As it turns out, Ike was a three-year-old American Pitbull Terrier, a surrender from a family in Detroit who could no longer feed or care for him. No other history was known of his life other than the high likelihood of being a “bait dog” in dog fighting rings in Detroit. He was 20 pounds underweight, had worms, and had kennel cough. He also happened to be on their kill list and was to be euthanized in under one week if no one adopted him. My parents were less than convinced on bringing an unhealthy, potentially broken dog into their home, but they saw that the benefits of my brothers and I having an animal to look after were worth the risks. We brought Ike home, and things were never the same.
Ike was a mischievous, rambunctious, but harmless and loving boy. He chased squirrels and chipmunks because he wanted to be friends, tried to hump almost every person and dog he met, attempted to jump our 8-foot privacy fence, broke multiple leashes and collars with his brute strength and sheer will, and shredded every bed, blanket, and toy that was given to him. He loved to wrestle with my dad and run around doing what we called his “butt-tuck run.” He was so high energy, yet so loving and caring when the time called for it. If anyone was sad, injured, lonely, or needed some snuggles, he was right there looking at you with his sweet, golden eyes. Ike brought out the best in each of us during his ten years of life with my family: patience, compassion, happiness, empathy, and good, old-fashioned FUN.
Even when Ike was rushed to Port City Veterinary Referral Hospital, he was still wagging his tail and greeting the staff, all while showing no signs of pain or sadness.
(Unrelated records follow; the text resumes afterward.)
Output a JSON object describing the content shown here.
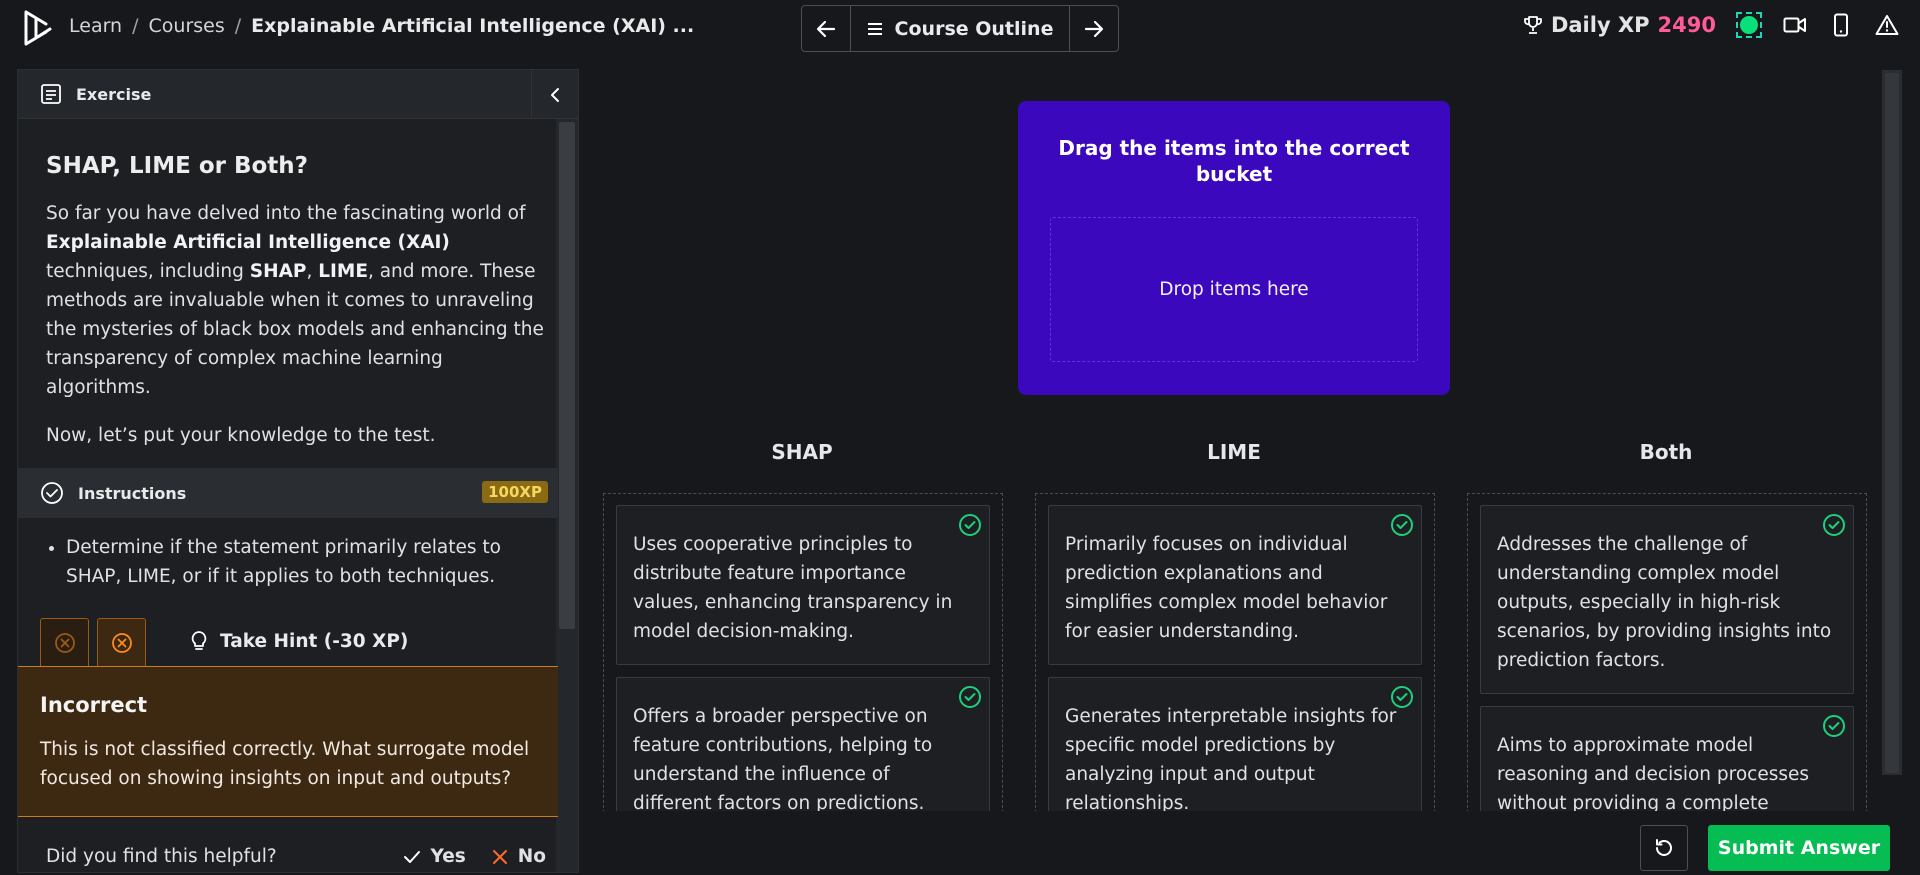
{
  "header": {
    "breadcrumbs": [
      "Learn",
      "Courses",
      "Explainable Artificial Intelligence (XAI) ..."
    ],
    "nav": {
      "outline_label": "Course Outline"
    },
    "xp_label": "Daily XP",
    "xp_value": "2490"
  },
  "exercise": {
    "section_label": "Exercise",
    "title": "SHAP, LIME or Both?",
    "intro": {
      "p1_a": "So far you have delved into the fascinating world of ",
      "p1_b": "Explainable Artificial Intelligence (XAI)",
      "p1_c": " techniques, including ",
      "p1_d": "SHAP",
      "p1_e": ", ",
      "p1_f": "LIME",
      "p1_g": ", and more. These methods are invaluable when it comes to unraveling the mysteries of black box models and enhancing the transparency of complex machine learning algorithms.",
      "p2": "Now, let’s put your knowledge to the test."
    }
  },
  "instructions": {
    "label": "Instructions",
    "xp_badge": "100XP",
    "items": [
      "Determine if the statement primarily relates to SHAP, LIME, or if it applies to both techniques."
    ],
    "hint_label": "Take Hint (-30 XP)"
  },
  "feedback": {
    "title": "Incorrect",
    "message": "This is not classified correctly. What surrogate model focused on showing insights on input and outputs?",
    "question": "Did you find this helpful?",
    "yes": "Yes",
    "no": "No"
  },
  "drop_card": {
    "title": "Drag the items into the correct bucket",
    "placeholder": "Drop items here"
  },
  "buckets": [
    {
      "name": "SHAP",
      "items": [
        "Uses cooperative principles to distribute feature importance values, enhancing transparency in model decision-making.",
        "Offers a broader perspective on feature contributions, helping to understand the influence of different factors on predictions."
      ]
    },
    {
      "name": "LIME",
      "items": [
        "Primarily focuses on individual prediction explanations and simplifies complex model behavior for easier understanding.",
        "Generates interpretable insights for specific model predictions by analyzing input and output relationships."
      ]
    },
    {
      "name": "Both",
      "items": [
        "Addresses the challenge of understanding complex model outputs, especially in high-risk scenarios, by providing insights into prediction factors.",
        "Aims to approximate model reasoning and decision processes without providing a complete"
      ]
    }
  ],
  "actions": {
    "submit_label": "Submit Answer"
  },
  "colors": {
    "accent_purple": "#3b08bd",
    "success_green": "#05bd52",
    "xp_pink": "#ff5b9b",
    "warning_orange": "#d07917"
  },
  "icons": [
    "logo-icon",
    "arrow-left-icon",
    "menu-icon",
    "arrow-right-icon",
    "trophy-icon",
    "video-icon",
    "mobile-icon",
    "warning-icon",
    "exercise-icon",
    "chevron-left-icon",
    "check-circle-icon",
    "close-circle-icon",
    "lightbulb-icon",
    "check-icon",
    "x-icon",
    "undo-icon"
  ]
}
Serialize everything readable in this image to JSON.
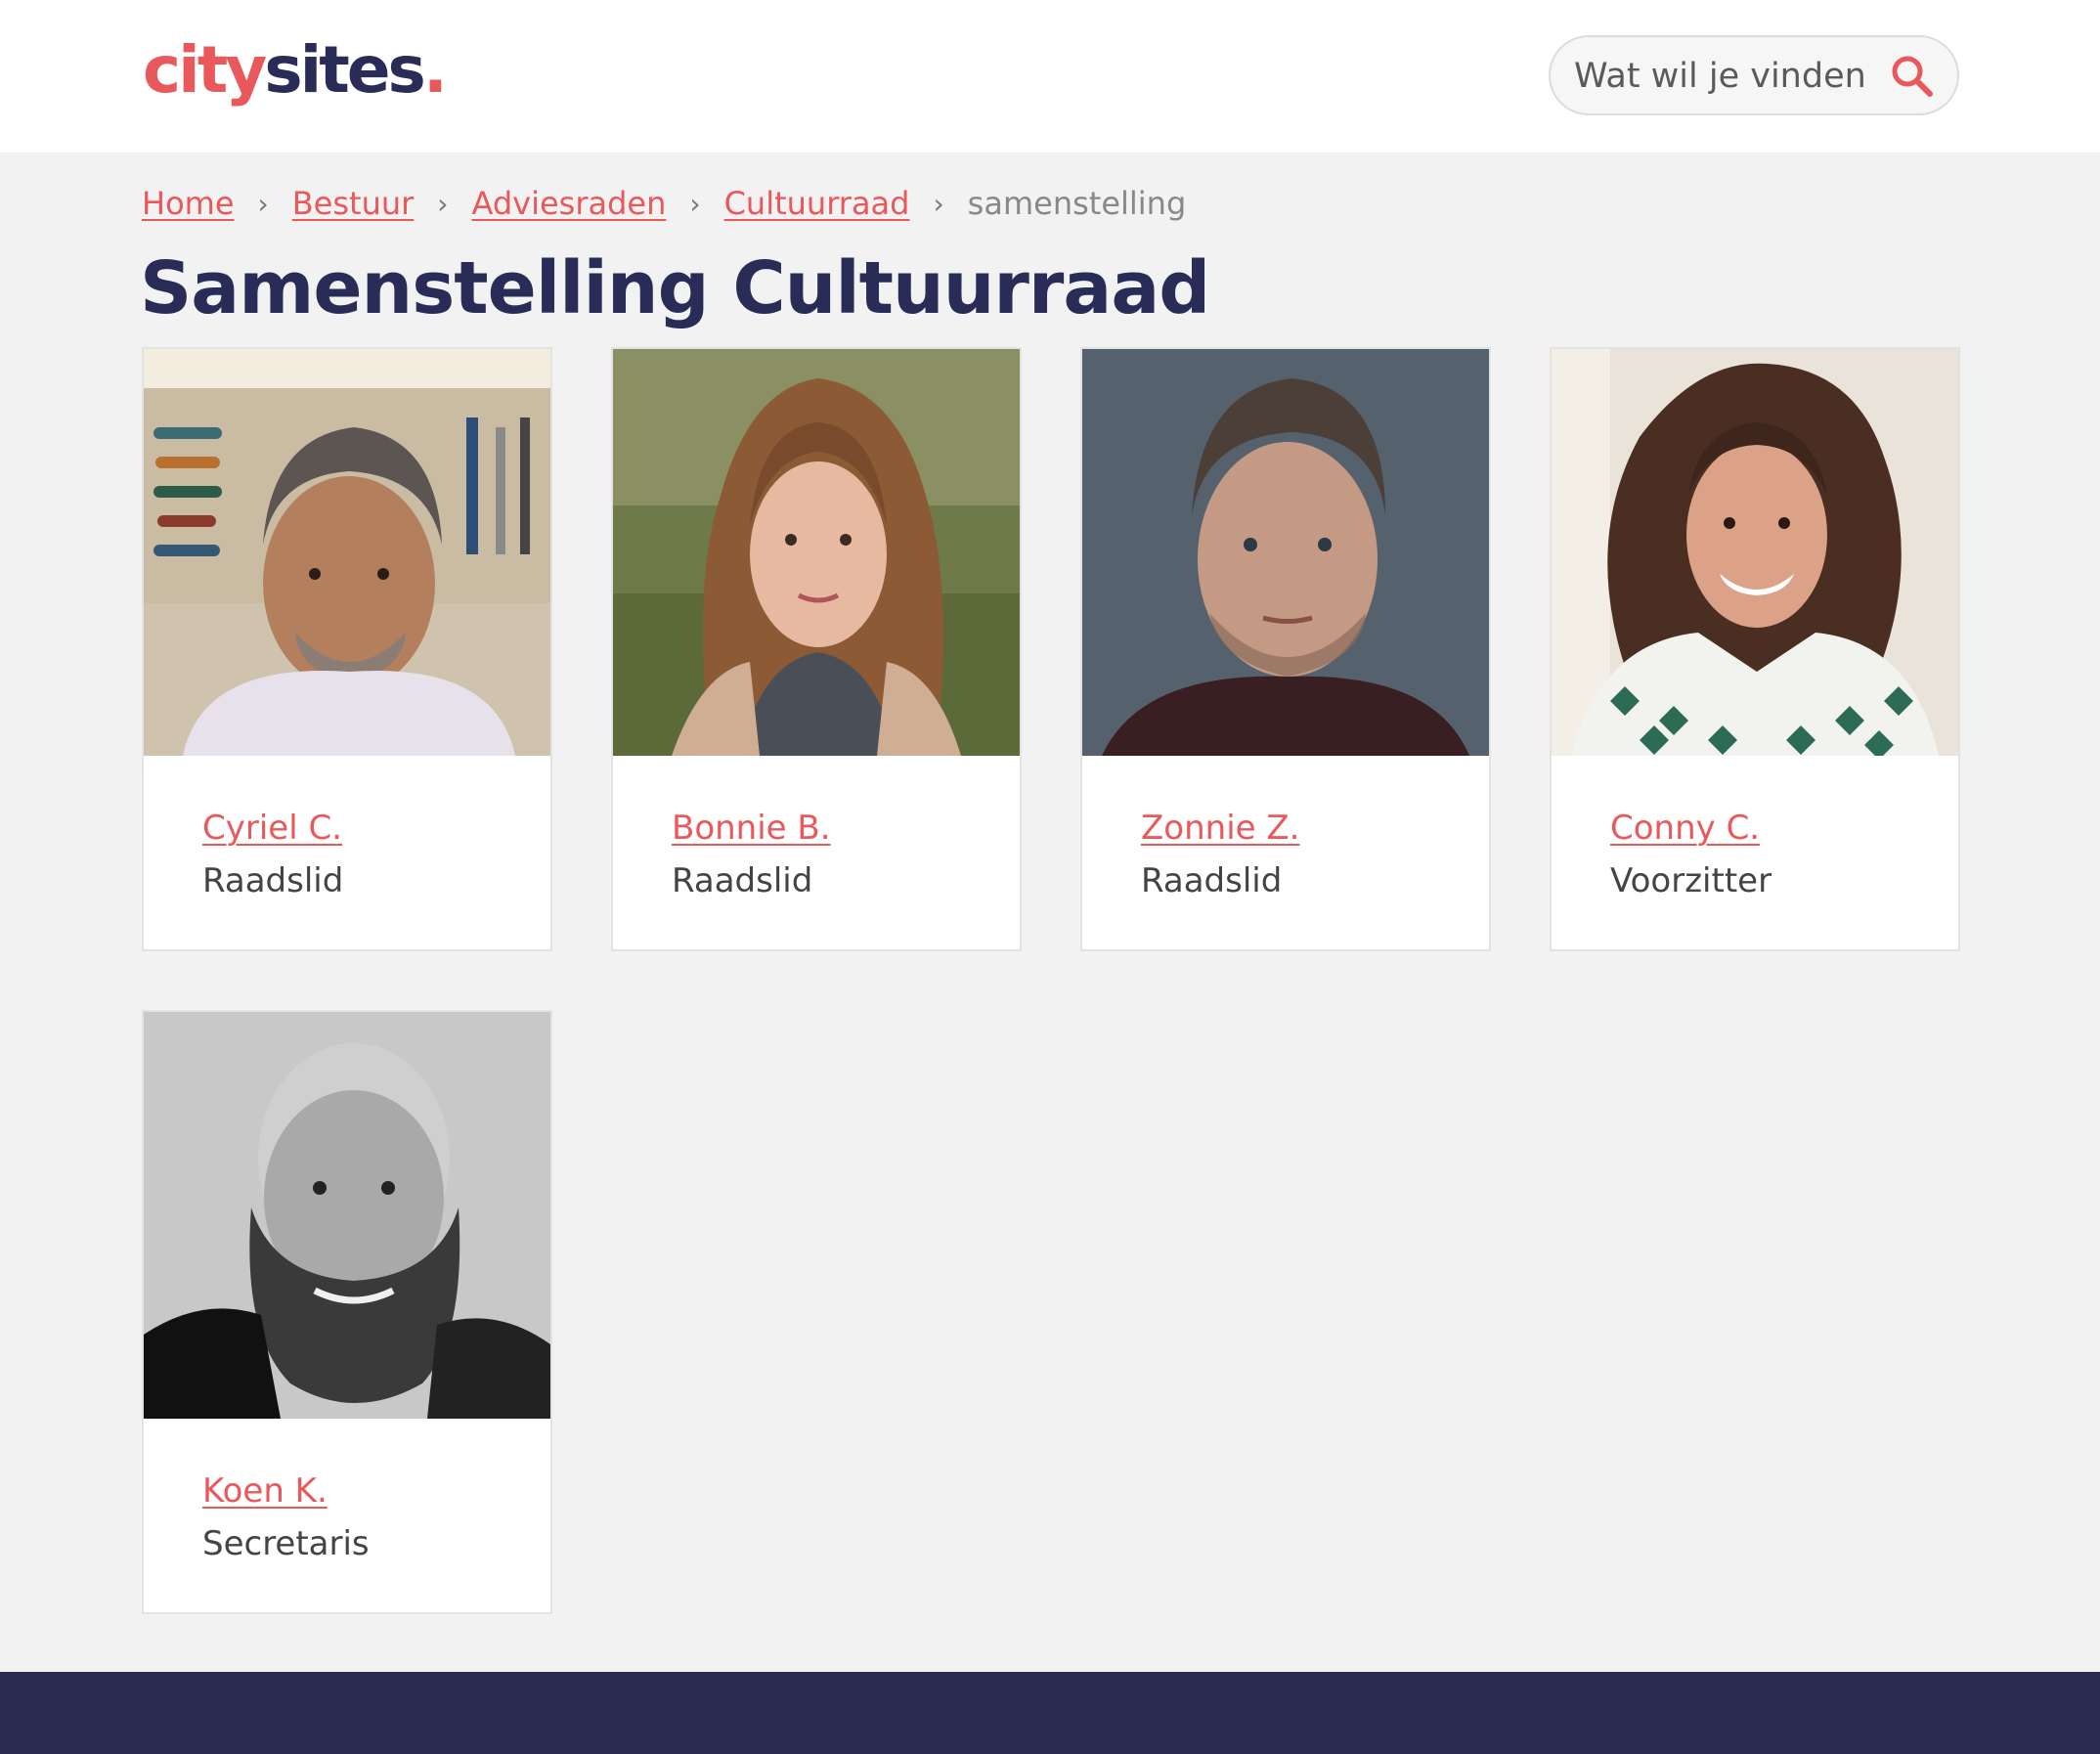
{
  "header": {
    "logo": {
      "city": "city",
      "sites": "sites",
      "dot": "."
    },
    "search": {
      "placeholder": "Wat wil je vinden",
      "icon": "search-icon"
    }
  },
  "breadcrumb": {
    "items": [
      "Home",
      "Bestuur",
      "Adviesraden",
      "Cultuurraad"
    ],
    "separator": "›",
    "current": "samenstelling"
  },
  "page": {
    "title": "Samenstelling Cultuurraad"
  },
  "members": [
    {
      "name": "Cyriel C.",
      "role": "Raadslid"
    },
    {
      "name": "Bonnie B.",
      "role": "Raadslid"
    },
    {
      "name": "Zonnie Z.",
      "role": "Raadslid"
    },
    {
      "name": "Conny C.",
      "role": "Voorzitter"
    },
    {
      "name": "Koen K.",
      "role": "Secretaris"
    }
  ],
  "colors": {
    "accent": "#e9585a",
    "brand_dark": "#282c57",
    "page_bg": "#f2f2f2",
    "footer_bg": "#2a2b52"
  }
}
He was taken into surgery that day due to a tumor and internal bleeding, and the vet removed his spleen. Unfortunately, the vet found signs of cancer during the surgery, hemangiosarcoma to be precise. This type of cancer is aggressive and incurable, and spreads through the blood vessels quickly. Ike’s fight with cancer only lasted about five or six weeks, and during that time he was still his playful and goofy self. We cooked him delicious meals every day, spoiled him rotten with toys and treats, and let him get away with pretty much whatever he wanted. Ike even found a little skunk friend that he most likely regretted saying hello to afterwards.
My biggest fear was if I could understand when Ike wanted to go, or if I would hold out hope for too long because I was selfish, and then he would feel pain or suffer. But he let us know exactly when he was ready, on a rainy, windy, cold April morning. It was ironic at the vet hospital; Ike wagged his tail and comforted his family to the very end. It was one of the most painful moments in my life so far, letting go of my best friend and having to trek on without him. But I learned some of the most valuable lessons from him, and I keep them close to my heart always.
Chelsea Hensley graduated from Salem State University with two bachelor’s degrees: Geological Sciences and Communications in Advertising. She worked in the environmental consulting field for multiple years after graduating, and currently is a stay-at-home mom and assistant editor for InDepthNH.org.